(Beginning of The input)

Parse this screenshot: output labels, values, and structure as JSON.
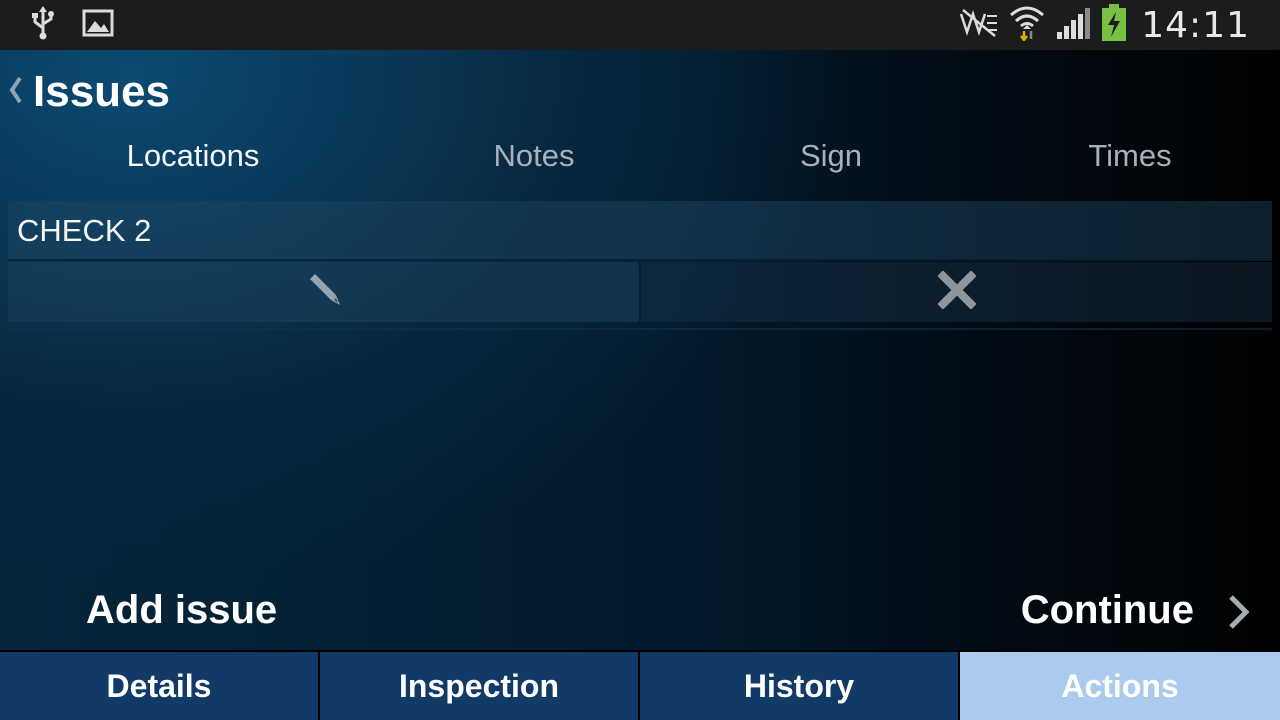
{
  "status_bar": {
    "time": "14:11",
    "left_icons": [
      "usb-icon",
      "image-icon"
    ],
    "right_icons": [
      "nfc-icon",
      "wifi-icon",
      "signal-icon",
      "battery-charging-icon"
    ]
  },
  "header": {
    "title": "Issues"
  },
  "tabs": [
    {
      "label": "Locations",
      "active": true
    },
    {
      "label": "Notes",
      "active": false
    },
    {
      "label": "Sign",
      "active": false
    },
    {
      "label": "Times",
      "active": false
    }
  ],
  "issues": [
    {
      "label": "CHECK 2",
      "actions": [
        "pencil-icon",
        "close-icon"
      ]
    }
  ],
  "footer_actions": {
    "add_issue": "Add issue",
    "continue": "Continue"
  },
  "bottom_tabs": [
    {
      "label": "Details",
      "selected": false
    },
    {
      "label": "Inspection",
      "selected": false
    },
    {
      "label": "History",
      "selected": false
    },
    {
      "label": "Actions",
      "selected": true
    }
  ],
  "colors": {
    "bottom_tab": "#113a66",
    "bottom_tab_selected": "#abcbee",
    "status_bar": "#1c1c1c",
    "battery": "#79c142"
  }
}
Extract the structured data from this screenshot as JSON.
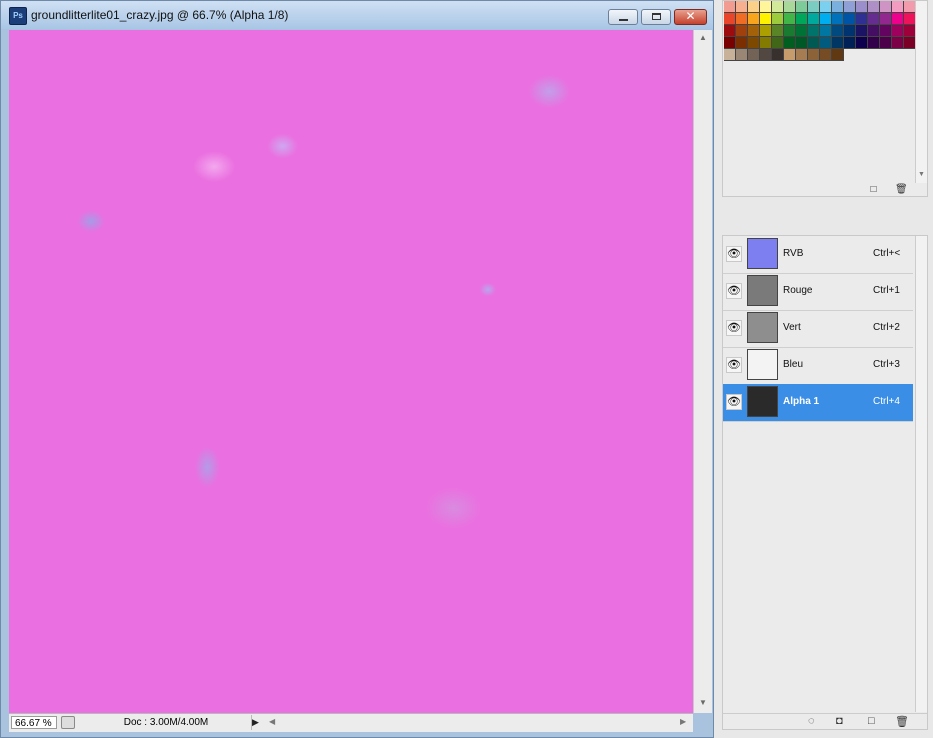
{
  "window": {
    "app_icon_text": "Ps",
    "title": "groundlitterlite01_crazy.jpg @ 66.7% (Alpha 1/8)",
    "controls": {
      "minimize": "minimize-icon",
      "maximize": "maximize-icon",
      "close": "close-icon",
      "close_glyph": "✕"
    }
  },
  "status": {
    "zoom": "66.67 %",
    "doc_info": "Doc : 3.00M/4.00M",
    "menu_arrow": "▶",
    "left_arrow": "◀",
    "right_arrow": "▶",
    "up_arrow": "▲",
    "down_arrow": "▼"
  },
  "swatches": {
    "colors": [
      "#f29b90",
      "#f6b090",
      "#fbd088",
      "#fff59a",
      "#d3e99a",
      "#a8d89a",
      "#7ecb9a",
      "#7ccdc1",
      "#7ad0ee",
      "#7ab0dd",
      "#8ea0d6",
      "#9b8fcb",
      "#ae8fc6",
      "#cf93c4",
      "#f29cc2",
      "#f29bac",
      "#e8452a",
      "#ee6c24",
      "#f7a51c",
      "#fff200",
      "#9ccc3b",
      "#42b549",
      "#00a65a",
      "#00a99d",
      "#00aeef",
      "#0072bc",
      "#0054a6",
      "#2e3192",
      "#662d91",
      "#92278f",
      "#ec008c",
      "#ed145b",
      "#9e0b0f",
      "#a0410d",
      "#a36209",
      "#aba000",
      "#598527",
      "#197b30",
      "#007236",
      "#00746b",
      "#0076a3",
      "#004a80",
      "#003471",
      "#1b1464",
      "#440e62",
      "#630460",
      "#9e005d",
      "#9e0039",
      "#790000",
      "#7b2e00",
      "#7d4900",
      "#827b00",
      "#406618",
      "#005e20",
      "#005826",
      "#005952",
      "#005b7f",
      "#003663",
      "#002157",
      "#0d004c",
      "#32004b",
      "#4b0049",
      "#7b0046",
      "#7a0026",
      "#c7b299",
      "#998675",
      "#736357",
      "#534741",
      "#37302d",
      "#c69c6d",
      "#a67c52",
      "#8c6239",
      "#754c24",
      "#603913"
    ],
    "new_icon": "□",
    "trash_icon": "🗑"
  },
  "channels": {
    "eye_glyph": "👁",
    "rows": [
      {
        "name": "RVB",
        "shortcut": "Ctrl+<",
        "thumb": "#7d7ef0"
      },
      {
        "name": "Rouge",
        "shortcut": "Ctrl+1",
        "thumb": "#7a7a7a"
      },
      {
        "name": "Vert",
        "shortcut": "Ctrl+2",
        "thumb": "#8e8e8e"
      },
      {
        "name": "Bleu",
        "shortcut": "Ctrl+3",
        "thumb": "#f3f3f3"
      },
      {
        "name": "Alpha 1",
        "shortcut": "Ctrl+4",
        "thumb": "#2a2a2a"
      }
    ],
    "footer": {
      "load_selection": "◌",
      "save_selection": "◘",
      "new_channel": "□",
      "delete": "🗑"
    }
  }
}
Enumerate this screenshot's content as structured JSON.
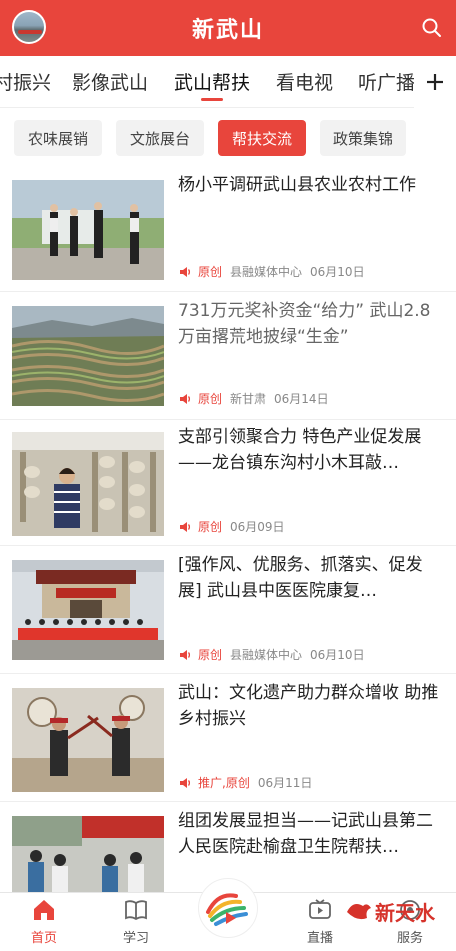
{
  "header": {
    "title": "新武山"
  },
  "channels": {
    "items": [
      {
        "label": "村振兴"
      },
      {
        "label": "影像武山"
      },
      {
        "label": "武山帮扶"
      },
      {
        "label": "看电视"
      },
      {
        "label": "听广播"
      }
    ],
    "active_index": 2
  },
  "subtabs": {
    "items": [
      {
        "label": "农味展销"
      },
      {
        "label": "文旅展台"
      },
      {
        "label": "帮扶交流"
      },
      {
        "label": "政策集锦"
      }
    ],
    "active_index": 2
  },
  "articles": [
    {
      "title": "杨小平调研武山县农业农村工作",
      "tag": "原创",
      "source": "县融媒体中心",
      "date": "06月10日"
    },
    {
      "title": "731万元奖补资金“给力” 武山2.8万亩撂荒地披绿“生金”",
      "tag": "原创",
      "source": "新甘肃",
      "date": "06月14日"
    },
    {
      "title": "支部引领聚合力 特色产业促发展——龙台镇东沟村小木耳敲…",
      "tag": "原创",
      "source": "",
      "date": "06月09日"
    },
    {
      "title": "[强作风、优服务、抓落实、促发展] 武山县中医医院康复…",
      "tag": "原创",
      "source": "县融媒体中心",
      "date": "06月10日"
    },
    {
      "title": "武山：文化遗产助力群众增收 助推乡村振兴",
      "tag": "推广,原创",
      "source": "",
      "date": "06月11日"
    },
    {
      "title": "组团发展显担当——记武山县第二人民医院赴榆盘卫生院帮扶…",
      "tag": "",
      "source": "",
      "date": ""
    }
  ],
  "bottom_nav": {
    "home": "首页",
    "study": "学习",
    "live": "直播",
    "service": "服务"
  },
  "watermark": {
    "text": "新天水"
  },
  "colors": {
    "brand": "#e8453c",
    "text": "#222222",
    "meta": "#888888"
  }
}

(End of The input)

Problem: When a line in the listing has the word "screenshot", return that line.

The answer:
Parse this screenshot: output labels, values, and structure as JSON.
Extract the structured data from this screenshot as JSON.
Enumerate this screenshot's content as structured JSON.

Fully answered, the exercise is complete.